[Extracted data entries]
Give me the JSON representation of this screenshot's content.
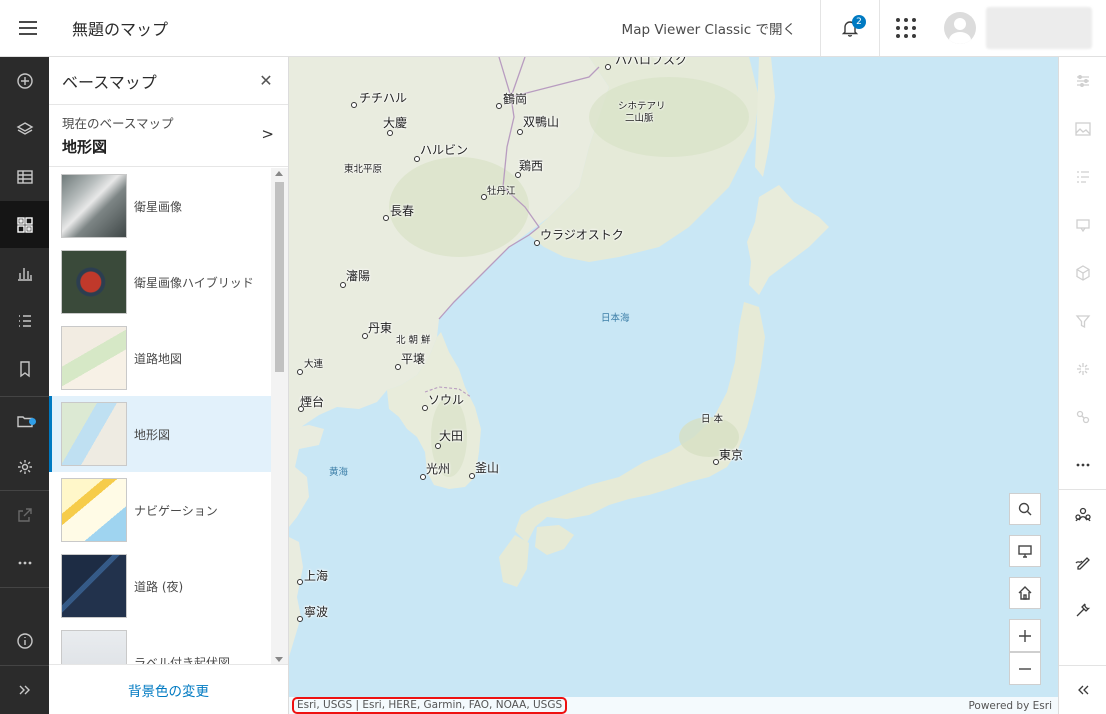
{
  "header": {
    "title": "無題のマップ",
    "classic_link": "Map Viewer Classic で開く",
    "notification_count": "2"
  },
  "panel": {
    "title": "ベースマップ",
    "current_label": "現在のベースマップ",
    "current_value": "地形図",
    "basemaps": [
      {
        "label": "衛星画像"
      },
      {
        "label": "衛星画像ハイブリッド"
      },
      {
        "label": "道路地図"
      },
      {
        "label": "地形図",
        "selected": true
      },
      {
        "label": "ナビゲーション"
      },
      {
        "label": "道路 (夜)"
      },
      {
        "label": "ラベル付き起伏図"
      }
    ],
    "footer_link": "背景色の変更"
  },
  "map": {
    "cities": [
      "チチハル",
      "鶴崗",
      "大慶",
      "双鴨山",
      "ハルビン",
      "鶏西",
      "東北平原",
      "牡丹江",
      "長春",
      "ウラジオストク",
      "瀋陽",
      "丹東",
      "北 朝 鮮",
      "平壌",
      "大連",
      "ソウル",
      "煙台",
      "大田",
      "光州",
      "釜山",
      "日 本",
      "東京",
      "上海",
      "寧波",
      "シホテアリ",
      "二山脈",
      "ハバロフスク"
    ],
    "seas": [
      "日本海",
      "黄海"
    ],
    "attribution": "Esri, USGS | Esri, HERE, Garmin, FAO, NOAA, USGS",
    "powered_by": "Powered by Esri"
  },
  "colors": {
    "accent": "#007ac2",
    "water": "#c9e7f5",
    "land": "#eef0e6",
    "left_toolbar": "#2b2b2b",
    "attribution_highlight": "#e11111"
  },
  "icons": {
    "left_toolbar": [
      "add-icon",
      "layers-icon",
      "table-icon",
      "basemap-icon",
      "chart-icon",
      "legend-icon",
      "bookmark-icon",
      "folder-icon",
      "settings-icon",
      "share-icon",
      "more-icon",
      "info-icon",
      "expand-icon"
    ],
    "right_toolbar": [
      "properties-icon",
      "styles-icon",
      "fields-icon",
      "pop-ups-icon",
      "cluster-icon",
      "filter-icon",
      "effects-icon",
      "labels-icon",
      "more-icon",
      "analysis-icon",
      "sketch-icon",
      "tools-icon",
      "collapse-icon"
    ],
    "map_controls": [
      "search-icon",
      "screen-icon",
      "home-icon",
      "zoom-in-icon",
      "zoom-out-icon"
    ]
  }
}
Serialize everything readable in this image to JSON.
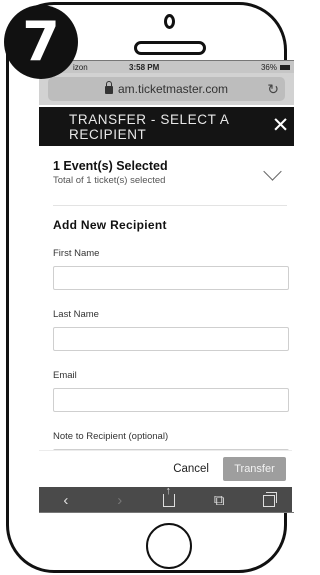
{
  "step": {
    "number": "7"
  },
  "status_bar": {
    "carrier": "izon",
    "time": "3:58 PM",
    "battery": "36%"
  },
  "url_bar": {
    "url": "am.ticketmaster.com"
  },
  "header": {
    "title": "TRANSFER - SELECT A RECIPIENT"
  },
  "event_section": {
    "title": "1 Event(s) Selected",
    "subtitle": "Total of 1 ticket(s) selected"
  },
  "recipient_form": {
    "section_title": "Add New Recipient",
    "fields": [
      {
        "label": "First Name",
        "value": ""
      },
      {
        "label": "Last Name",
        "value": ""
      },
      {
        "label": "Email",
        "value": ""
      },
      {
        "label": "Note to Recipient (optional)",
        "value": ""
      }
    ]
  },
  "actions": {
    "cancel_label": "Cancel",
    "transfer_label": "Transfer"
  },
  "toolbar": {
    "icons": [
      "back-icon",
      "forward-icon",
      "share-icon",
      "bookmarks-icon",
      "tabs-icon"
    ],
    "back_glyph": "‹",
    "forward_glyph": "›",
    "bookmarks_glyph": "⧉"
  },
  "colors": {
    "header_bg": "#141414",
    "transfer_disabled": "#9e9e9e",
    "toolbar_bg": "#4a4a4a"
  }
}
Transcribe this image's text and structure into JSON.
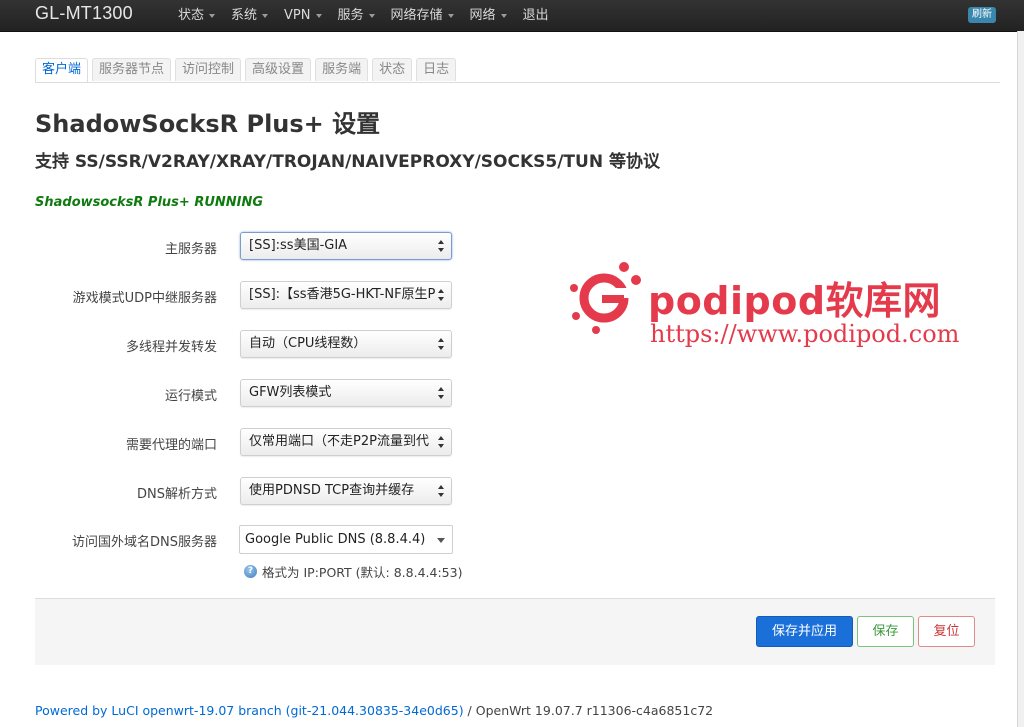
{
  "navbar": {
    "brand": "GL-MT1300",
    "menu": [
      {
        "label": "状态",
        "dropdown": true
      },
      {
        "label": "系统",
        "dropdown": true
      },
      {
        "label": "VPN",
        "dropdown": true
      },
      {
        "label": "服务",
        "dropdown": true
      },
      {
        "label": "网络存储",
        "dropdown": true
      },
      {
        "label": "网络",
        "dropdown": true
      },
      {
        "label": "退出",
        "dropdown": false
      }
    ],
    "refresh_badge": "刷新"
  },
  "tabs": [
    {
      "label": "客户端",
      "active": true
    },
    {
      "label": "服务器节点",
      "active": false
    },
    {
      "label": "访问控制",
      "active": false
    },
    {
      "label": "高级设置",
      "active": false
    },
    {
      "label": "服务端",
      "active": false
    },
    {
      "label": "状态",
      "active": false
    },
    {
      "label": "日志",
      "active": false
    }
  ],
  "page": {
    "title": "ShadowSocksR Plus+ 设置",
    "subtitle": "支持 SS/SSR/V2RAY/XRAY/TROJAN/NAIVEPROXY/SOCKS5/TUN 等协议",
    "status": "ShadowsocksR Plus+ RUNNING"
  },
  "form": {
    "main_server": {
      "label": "主服务器",
      "value": "[SS]:ss美国-GIA"
    },
    "udp_relay": {
      "label": "游戏模式UDP中继服务器",
      "value": "[SS]:【ss香港5G-HKT-NF原生P"
    },
    "threads": {
      "label": "多线程并发转发",
      "value": "自动（CPU线程数）"
    },
    "run_mode": {
      "label": "运行模式",
      "value": "GFW列表模式"
    },
    "proxy_ports": {
      "label": "需要代理的端口",
      "value": "仅常用端口（不走P2P流量到代"
    },
    "dns_mode": {
      "label": "DNS解析方式",
      "value": "使用PDNSD TCP查询并缓存"
    },
    "foreign_dns": {
      "label": "访问国外域名DNS服务器",
      "value": "Google Public DNS (8.8.4.4)",
      "hint": "格式为 IP:PORT (默认: 8.8.4.4:53)"
    }
  },
  "actions": {
    "apply": "保存并应用",
    "save": "保存",
    "reset": "复位"
  },
  "footer": {
    "link": "Powered by LuCI openwrt-19.07 branch (git-21.044.30835-34e0d65)",
    "text": " / OpenWrt 19.07.7 r11306-c4a6851c72"
  },
  "watermark": {
    "brand": "podipod软库网",
    "url": "https://www.podipod.com"
  },
  "colors": {
    "navbar": "#222222",
    "link": "#0069d6",
    "running": "#0f7a0f",
    "primary_button": "#1a6fd8",
    "watermark": "#e43a4b"
  }
}
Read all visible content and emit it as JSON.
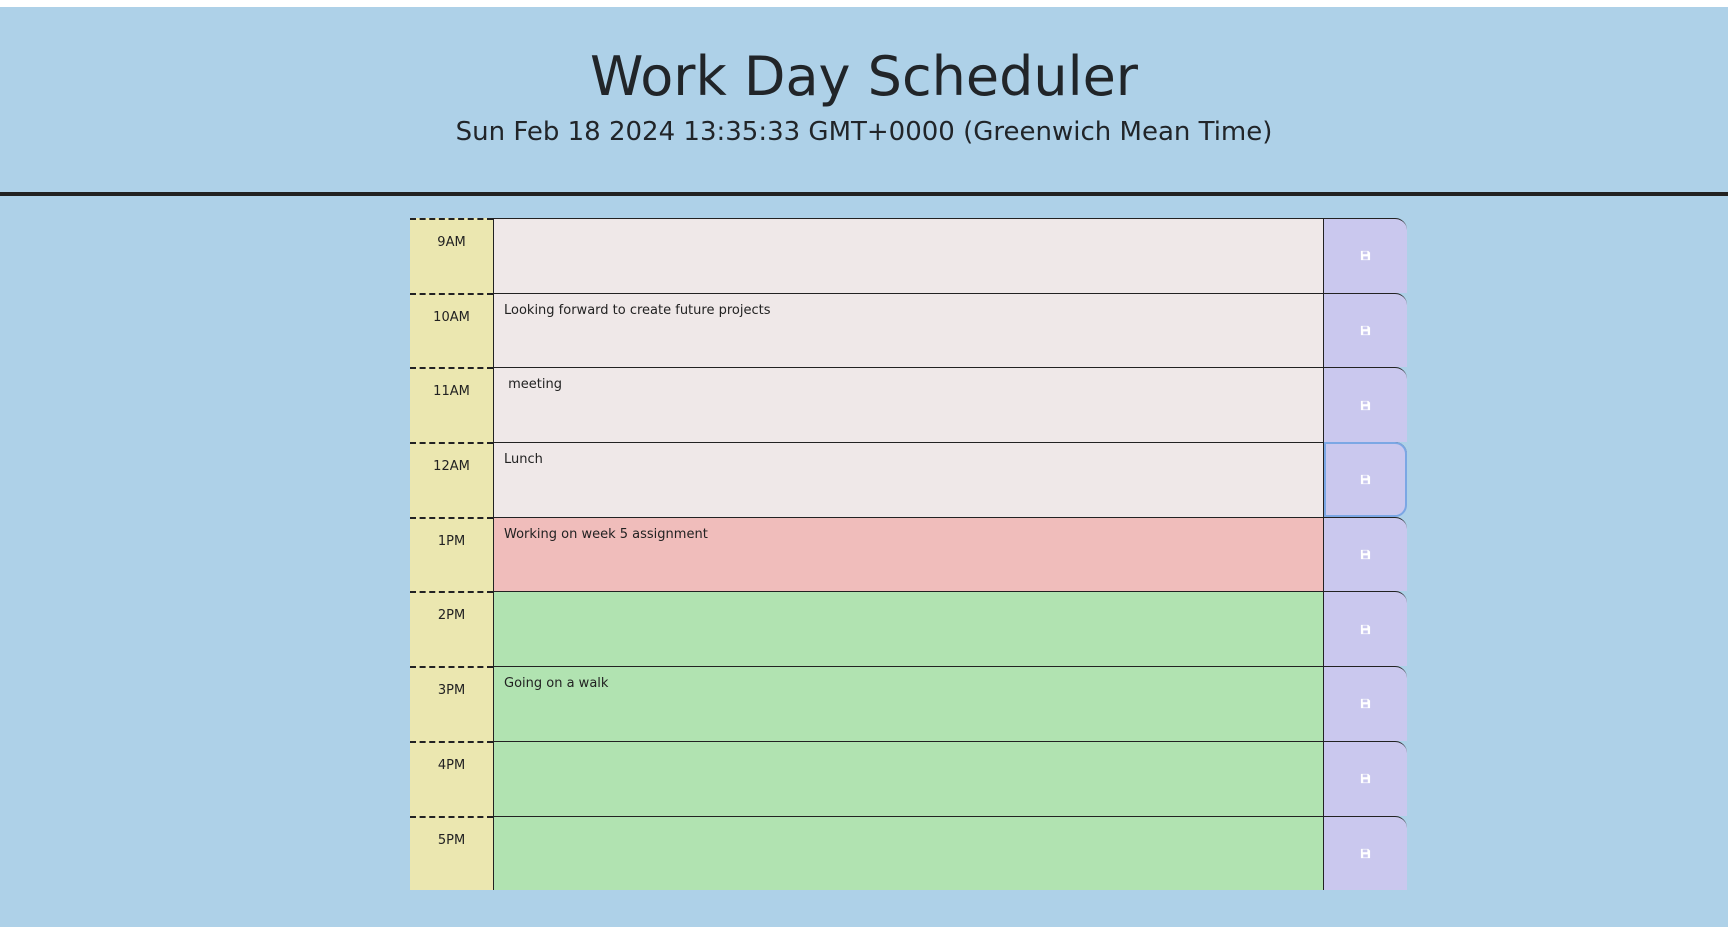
{
  "header": {
    "title": "Work Day Scheduler",
    "current_date": "Sun Feb 18 2024 13:35:33 GMT+0000 (Greenwich Mean Time)"
  },
  "colors": {
    "background": "#aed1e8",
    "hour_column": "#ebe7b0",
    "past": "#efe8e8",
    "present": "#f0bdbb",
    "future": "#b1e3b1",
    "save_button": "#cac8ee"
  },
  "time_blocks": [
    {
      "hour": "9AM",
      "text": "",
      "state": "past",
      "save_icon": "floppy-disk-icon"
    },
    {
      "hour": "10AM",
      "text": "Looking forward to create future projects",
      "state": "past",
      "save_icon": "floppy-disk-icon"
    },
    {
      "hour": "11AM",
      "text": " meeting",
      "state": "past",
      "save_icon": "floppy-disk-icon"
    },
    {
      "hour": "12AM",
      "text": "Lunch",
      "state": "past",
      "save_icon": "floppy-disk-icon"
    },
    {
      "hour": "1PM",
      "text": "Working on week 5 assignment",
      "state": "present",
      "save_icon": "floppy-disk-icon"
    },
    {
      "hour": "2PM",
      "text": "",
      "state": "future",
      "save_icon": "floppy-disk-icon"
    },
    {
      "hour": "3PM",
      "text": "Going on a walk",
      "state": "future",
      "save_icon": "floppy-disk-icon"
    },
    {
      "hour": "4PM",
      "text": "",
      "state": "future",
      "save_icon": "floppy-disk-icon"
    },
    {
      "hour": "5PM",
      "text": "",
      "state": "future",
      "save_icon": "floppy-disk-icon"
    }
  ]
}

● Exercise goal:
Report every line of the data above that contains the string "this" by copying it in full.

● Result of the exercise:
Give me the JSON representation of this screenshot's content.
Serialize everything readable in this image to JSON.
Transcribe this image's text and structure into JSON.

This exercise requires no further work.